# EXERCISE PROMPT
Copy out the data exactly as it appears, without a single image.

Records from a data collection
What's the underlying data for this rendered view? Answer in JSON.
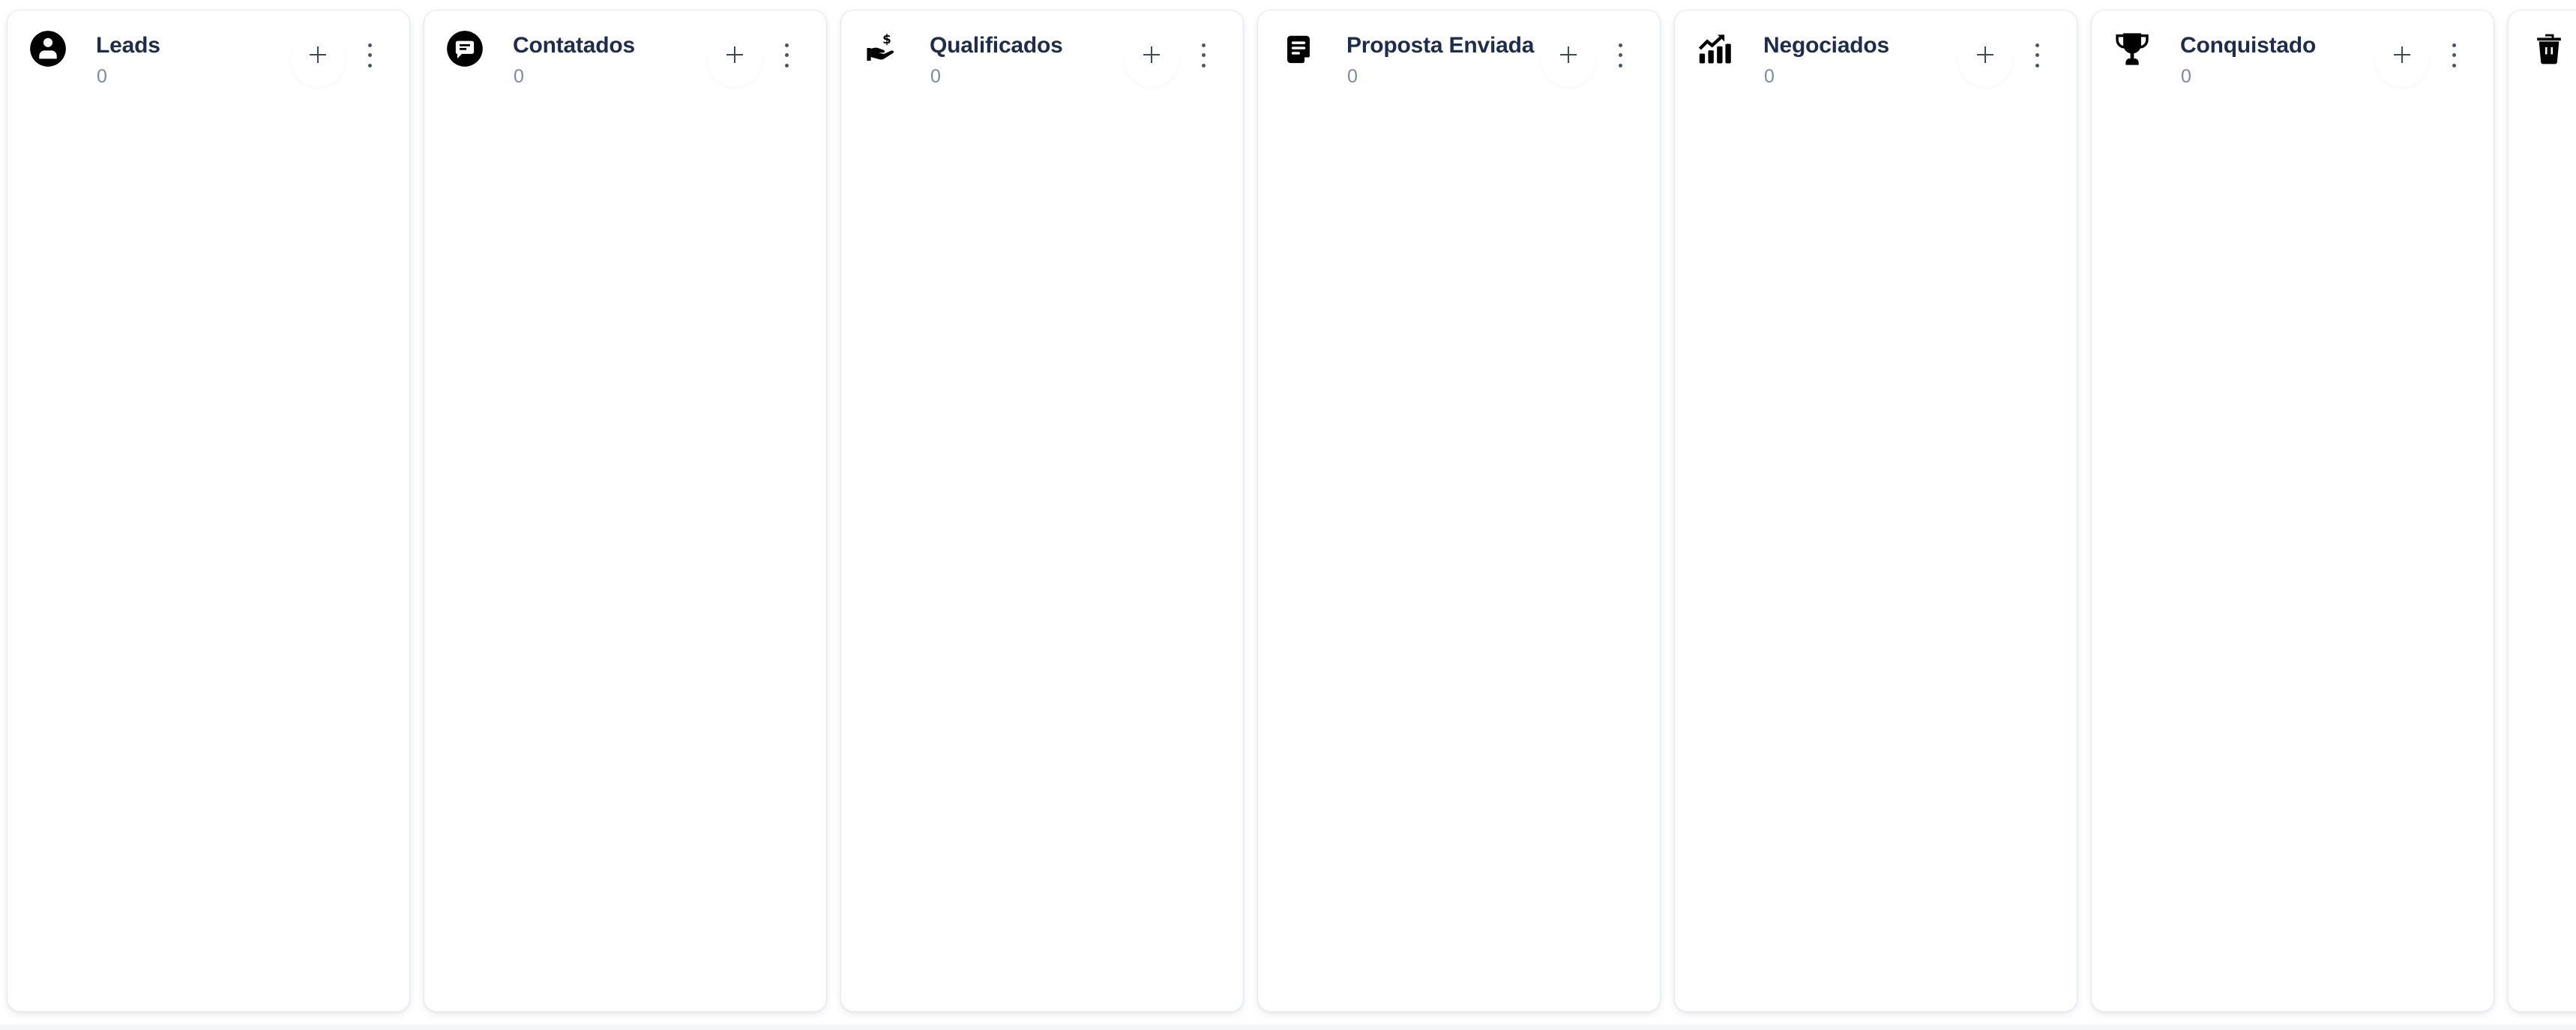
{
  "board": {
    "columns": [
      {
        "title": "Leads",
        "count": "0",
        "icon": "account-circle-icon",
        "add_label": "+",
        "menu_label": "more-options"
      },
      {
        "title": "Contatados",
        "count": "0",
        "icon": "chat-bubble-icon",
        "add_label": "+",
        "menu_label": "more-options"
      },
      {
        "title": "Qualificados",
        "count": "0",
        "icon": "hand-dollar-icon",
        "add_label": "+",
        "menu_label": "more-options"
      },
      {
        "title": "Proposta Enviada",
        "count": "0",
        "icon": "document-icon",
        "add_label": "+",
        "menu_label": "more-options"
      },
      {
        "title": "Negociados",
        "count": "0",
        "icon": "trending-chart-icon",
        "add_label": "+",
        "menu_label": "more-options"
      },
      {
        "title": "Conquistado",
        "count": "0",
        "icon": "trophy-icon",
        "add_label": "+",
        "menu_label": "more-options"
      }
    ],
    "trash_column": {
      "icon": "trash-icon"
    }
  },
  "colors": {
    "title": "#1f2d4d",
    "count": "#7a8aa3",
    "icon": "#000000",
    "control": "#3e4a56"
  }
}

# SOLUTION TO THE EXERCISE
What's the underlying data for this rendered view? Answer in JSON.
{
  "board": {
    "columns": [
      {
        "title": "Leads",
        "count": "0",
        "icon": "account-circle-icon",
        "add_label": "+",
        "menu_label": "more-options"
      },
      {
        "title": "Contatados",
        "count": "0",
        "icon": "chat-bubble-icon",
        "add_label": "+",
        "menu_label": "more-options"
      },
      {
        "title": "Qualificados",
        "count": "0",
        "icon": "hand-dollar-icon",
        "add_label": "+",
        "menu_label": "more-options"
      },
      {
        "title": "Proposta Enviada",
        "count": "0",
        "icon": "document-icon",
        "add_label": "+",
        "menu_label": "more-options"
      },
      {
        "title": "Negociados",
        "count": "0",
        "icon": "trending-chart-icon",
        "add_label": "+",
        "menu_label": "more-options"
      },
      {
        "title": "Conquistado",
        "count": "0",
        "icon": "trophy-icon",
        "add_label": "+",
        "menu_label": "more-options"
      }
    ],
    "trash_column": {
      "icon": "trash-icon"
    }
  },
  "colors": {
    "title": "#1f2d4d",
    "count": "#7a8aa3",
    "icon": "#000000",
    "control": "#3e4a56"
  }
}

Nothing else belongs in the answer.